▸ INSTRUCTIONS FOR THE TASK
Return each line of the listing that follows in which the string "this" can be found.

Segment Start: SUPPLIED RECORDS

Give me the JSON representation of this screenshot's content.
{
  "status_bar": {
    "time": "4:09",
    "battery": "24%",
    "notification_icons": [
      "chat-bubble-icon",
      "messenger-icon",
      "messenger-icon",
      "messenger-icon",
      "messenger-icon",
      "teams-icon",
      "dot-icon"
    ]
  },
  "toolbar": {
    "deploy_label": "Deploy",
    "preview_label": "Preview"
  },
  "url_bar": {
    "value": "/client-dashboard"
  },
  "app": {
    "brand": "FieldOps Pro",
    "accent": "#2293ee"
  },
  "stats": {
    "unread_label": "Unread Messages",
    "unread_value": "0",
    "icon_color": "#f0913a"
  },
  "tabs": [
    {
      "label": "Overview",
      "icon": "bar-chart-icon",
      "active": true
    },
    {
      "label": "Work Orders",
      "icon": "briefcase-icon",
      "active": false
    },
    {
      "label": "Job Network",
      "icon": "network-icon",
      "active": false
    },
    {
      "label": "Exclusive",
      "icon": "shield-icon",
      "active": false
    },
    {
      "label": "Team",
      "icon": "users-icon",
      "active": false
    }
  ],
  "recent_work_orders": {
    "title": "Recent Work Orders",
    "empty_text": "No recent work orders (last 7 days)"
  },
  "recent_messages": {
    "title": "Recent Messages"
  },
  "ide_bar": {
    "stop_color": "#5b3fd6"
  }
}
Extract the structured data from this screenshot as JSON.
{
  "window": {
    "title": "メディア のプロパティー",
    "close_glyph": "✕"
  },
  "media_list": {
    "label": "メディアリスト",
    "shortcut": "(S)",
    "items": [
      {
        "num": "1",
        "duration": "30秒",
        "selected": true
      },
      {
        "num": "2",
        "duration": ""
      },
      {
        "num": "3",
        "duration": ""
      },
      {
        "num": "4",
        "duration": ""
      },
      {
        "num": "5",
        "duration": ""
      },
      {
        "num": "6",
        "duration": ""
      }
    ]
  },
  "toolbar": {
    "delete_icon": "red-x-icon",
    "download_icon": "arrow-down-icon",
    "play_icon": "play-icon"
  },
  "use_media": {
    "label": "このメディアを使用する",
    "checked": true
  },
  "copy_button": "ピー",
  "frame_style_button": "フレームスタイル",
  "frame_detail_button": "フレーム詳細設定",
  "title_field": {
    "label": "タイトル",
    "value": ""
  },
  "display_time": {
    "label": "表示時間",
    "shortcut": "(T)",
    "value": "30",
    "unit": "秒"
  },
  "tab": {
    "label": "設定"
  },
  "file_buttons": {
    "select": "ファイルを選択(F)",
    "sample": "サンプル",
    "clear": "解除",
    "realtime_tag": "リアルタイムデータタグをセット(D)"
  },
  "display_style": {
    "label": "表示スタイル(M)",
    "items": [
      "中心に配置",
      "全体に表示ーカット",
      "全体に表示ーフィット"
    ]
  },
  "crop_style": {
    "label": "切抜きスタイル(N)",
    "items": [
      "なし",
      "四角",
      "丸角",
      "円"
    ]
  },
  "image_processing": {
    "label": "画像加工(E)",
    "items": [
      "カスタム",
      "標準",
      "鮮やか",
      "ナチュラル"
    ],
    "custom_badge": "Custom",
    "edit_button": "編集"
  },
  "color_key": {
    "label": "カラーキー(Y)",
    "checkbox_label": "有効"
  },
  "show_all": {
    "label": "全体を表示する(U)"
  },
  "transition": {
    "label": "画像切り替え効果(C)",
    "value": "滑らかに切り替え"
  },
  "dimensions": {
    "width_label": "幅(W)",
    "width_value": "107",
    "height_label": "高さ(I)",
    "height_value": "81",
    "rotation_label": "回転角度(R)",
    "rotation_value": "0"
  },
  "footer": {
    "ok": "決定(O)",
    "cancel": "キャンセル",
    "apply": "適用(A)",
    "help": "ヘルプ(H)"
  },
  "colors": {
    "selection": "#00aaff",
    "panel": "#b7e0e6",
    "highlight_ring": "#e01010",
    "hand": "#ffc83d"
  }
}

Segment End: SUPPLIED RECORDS

▸ YOUR RESPONSE
Give me the JSON representation of this screenshot's content.
Extract the structured data from this screenshot as JSON.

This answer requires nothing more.